Piano Restaurant And Lounge Hits All The Right Notes
Persian hospitality and cuisine in sumptuous surroundings
As a child I had the most horrific grasp of geography. Maps were simply something I didn't understand; ask me to point to the Atlantic or Indian Oceans and I'd freeze, turn bright red and stab my finger randomly into the vast blue. My lovely school geography teacher will probably bury her face in her hands at this point and lament my lack of learning but some people are born with a marvellous sense of direction and some, like me, go the wrong way on Kensington High Street for half an hour, despite having been a West London native for a good 20 years.
So when Persian restaurant Piano Bar opened up towards the King's Street end of Chiswick High Road, just a little ways after the Stamford Brook bus garage, I pulled out my map and I tried to figure out just where exactly Persia was, feeling like that lost school girl once again.
Persia is, in fact, the alternative name for modern day Iran but in Ancient Times was the name given to the Empire that spread from southern Iran, across the Middle East and even into Greece. Unsurprisingly then, the cuisine is extremely diverse and rich, influenced by both Turkish and Greek food and often misaligned with the broader term of "Middle Eastern cuisine." Though with similar characteristics thanks to the neighbouring countries and influence of the Ottoman Empire, Persian food is in itself one of the oldest cuisines in the world and really quite different from that of the Middle East (or so I'm told).
With sleek black surfaces, interesting lighting and even the occasional glitter explosion, the venue manages to still stay on trend and classy, exuding an air of sophisticated elegance, helped along no doubt by the beautiful baby grand, situated just next to the doors and boasting live music for most of the week (though sadly we were there on the pianist's day off). Most impressive about Piano Bar is the fact that the co-owners designed it themselves, from the partially-secluded private area at the back of the main dining room (which would be perfect for a party), to the hand-carved and marble-effect painted infinity sculpture in the main body of the restaurant. Ornate chandeliers hang from the ceiling, the crystals for which, I was told, were imported from Persia, along with the wood used for the hefty tables.

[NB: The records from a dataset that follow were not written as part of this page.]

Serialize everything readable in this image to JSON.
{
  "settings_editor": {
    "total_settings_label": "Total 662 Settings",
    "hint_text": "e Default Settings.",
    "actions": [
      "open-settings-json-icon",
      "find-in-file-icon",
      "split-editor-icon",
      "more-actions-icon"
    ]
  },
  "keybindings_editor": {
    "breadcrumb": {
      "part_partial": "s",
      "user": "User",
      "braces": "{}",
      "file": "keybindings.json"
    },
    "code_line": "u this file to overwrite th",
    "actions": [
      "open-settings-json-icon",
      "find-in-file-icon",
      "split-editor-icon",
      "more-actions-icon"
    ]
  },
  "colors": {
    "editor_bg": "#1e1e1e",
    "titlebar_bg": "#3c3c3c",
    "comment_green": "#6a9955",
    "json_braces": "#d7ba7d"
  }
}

As newcomers to Persian cuisine, it was suggested that we try the mazeh sini to start - a selection of some of their more popular small dishes, including mizrah ghasemi (smoked aubergine), masto-o-moosir (shallot and garlic yoghurt), kashk-e-bademjan (an aubergine dip), hummous and olivieh (a potato, chicken and carrot salad), all served with taftoon nan, a crunchy and addictive cracker-like bread. I was glad for the selection, partially because I'm greedy but mostly because every single element was absolutely delicious, especially the kashk-e-bademjan and the olivieh. Perhaps the closest I could relate it to would be a Greek mezze (and that makes sense as the two names are very similar) but with a much lighter quality. I could've happily eaten ten more of these dishes and called it a night.
Persian main courses, it seems, consist mainly of grilled meat and copious amounts of rice. I had selected the baghali polow (rice with a braised lamb shank) and my dining partner for the evening, KM, the bareh (grilled lamb chops), served with rice and a side salad. It must be said, after the initial punch of the starters, the mains proved to be a little on the bland side though hearty and filling. The meat was cooked beautifully and KM's lamb chops were mouth-meltingly tender, but the lack of any defining characteristics made it all a bit too easily forgettable.

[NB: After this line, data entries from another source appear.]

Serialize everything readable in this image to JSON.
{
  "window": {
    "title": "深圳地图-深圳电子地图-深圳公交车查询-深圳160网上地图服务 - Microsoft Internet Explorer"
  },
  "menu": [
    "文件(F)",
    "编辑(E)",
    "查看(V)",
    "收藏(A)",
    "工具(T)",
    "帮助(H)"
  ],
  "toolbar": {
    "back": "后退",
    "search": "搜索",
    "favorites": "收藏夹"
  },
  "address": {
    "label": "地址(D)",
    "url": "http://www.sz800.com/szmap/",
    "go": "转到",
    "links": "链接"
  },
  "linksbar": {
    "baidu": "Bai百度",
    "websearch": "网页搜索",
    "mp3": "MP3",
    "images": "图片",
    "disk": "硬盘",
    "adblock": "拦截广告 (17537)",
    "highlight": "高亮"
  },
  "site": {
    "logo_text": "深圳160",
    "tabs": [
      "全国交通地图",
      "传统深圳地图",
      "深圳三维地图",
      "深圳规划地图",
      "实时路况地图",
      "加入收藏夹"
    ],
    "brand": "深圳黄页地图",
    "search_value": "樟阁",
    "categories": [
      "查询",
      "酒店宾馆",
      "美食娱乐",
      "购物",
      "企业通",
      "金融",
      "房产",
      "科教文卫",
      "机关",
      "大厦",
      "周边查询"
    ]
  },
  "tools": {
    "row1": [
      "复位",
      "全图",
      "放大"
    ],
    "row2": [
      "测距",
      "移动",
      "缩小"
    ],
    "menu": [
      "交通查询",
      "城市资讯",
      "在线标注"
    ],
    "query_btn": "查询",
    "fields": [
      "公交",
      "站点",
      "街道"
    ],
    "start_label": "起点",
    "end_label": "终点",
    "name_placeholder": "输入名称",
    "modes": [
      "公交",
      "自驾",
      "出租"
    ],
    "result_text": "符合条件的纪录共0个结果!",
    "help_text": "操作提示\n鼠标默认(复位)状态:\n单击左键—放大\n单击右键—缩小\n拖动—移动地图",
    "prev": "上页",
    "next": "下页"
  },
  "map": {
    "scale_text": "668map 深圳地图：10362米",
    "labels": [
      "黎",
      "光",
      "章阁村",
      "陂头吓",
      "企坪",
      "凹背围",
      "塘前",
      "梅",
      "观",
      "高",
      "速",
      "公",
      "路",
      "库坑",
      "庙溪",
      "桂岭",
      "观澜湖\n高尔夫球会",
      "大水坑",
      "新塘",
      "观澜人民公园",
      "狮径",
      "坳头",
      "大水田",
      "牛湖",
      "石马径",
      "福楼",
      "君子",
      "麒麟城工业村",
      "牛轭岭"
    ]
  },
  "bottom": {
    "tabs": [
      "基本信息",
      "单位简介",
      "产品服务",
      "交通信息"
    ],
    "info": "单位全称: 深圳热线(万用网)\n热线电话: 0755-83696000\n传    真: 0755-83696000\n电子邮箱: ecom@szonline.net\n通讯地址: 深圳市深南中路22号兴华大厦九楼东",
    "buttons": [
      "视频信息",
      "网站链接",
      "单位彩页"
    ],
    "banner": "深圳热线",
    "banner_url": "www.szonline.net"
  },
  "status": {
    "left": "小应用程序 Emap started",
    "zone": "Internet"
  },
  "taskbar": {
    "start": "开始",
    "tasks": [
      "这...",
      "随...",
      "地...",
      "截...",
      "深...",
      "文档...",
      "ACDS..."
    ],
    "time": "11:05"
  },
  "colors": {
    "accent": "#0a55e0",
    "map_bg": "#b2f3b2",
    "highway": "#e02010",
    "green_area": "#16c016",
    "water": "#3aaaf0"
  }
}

Thankfully, our shared desserts, the makhloot (a traditional combination of Persian ice-cream and sorbet, laced with rose water and rice noodles) and zoolbia and bamieh(traditional Persian sweets, one a rose water flavoured doughnut, the other similar to baklava) brought the meal back from the brink of mediocre. We particularly enjoyed the makhloot, the inclusion of rice noodles in the ice-cream entirely fascinating, the texture bizarre and yet completely right.
The only real issue with our meal was that we had to wait a very long while between our starters and mains, but considering how at the time of review it had only been open for 5 weeks and there had been a steady trickle of (large groups of) diners arriving, it was understandable and forgivable.
Prices are very decent, at around £20 per head (excluding wine), service is attentive and the staff friendly and the stunning venue makes it a wonderful escape from the rest of Chiswick. Perfect for a party, family or intimate meal alike, Piano Bar really is a superb addition to the West London dining scene and definitely worth checking out.
November 10, 2011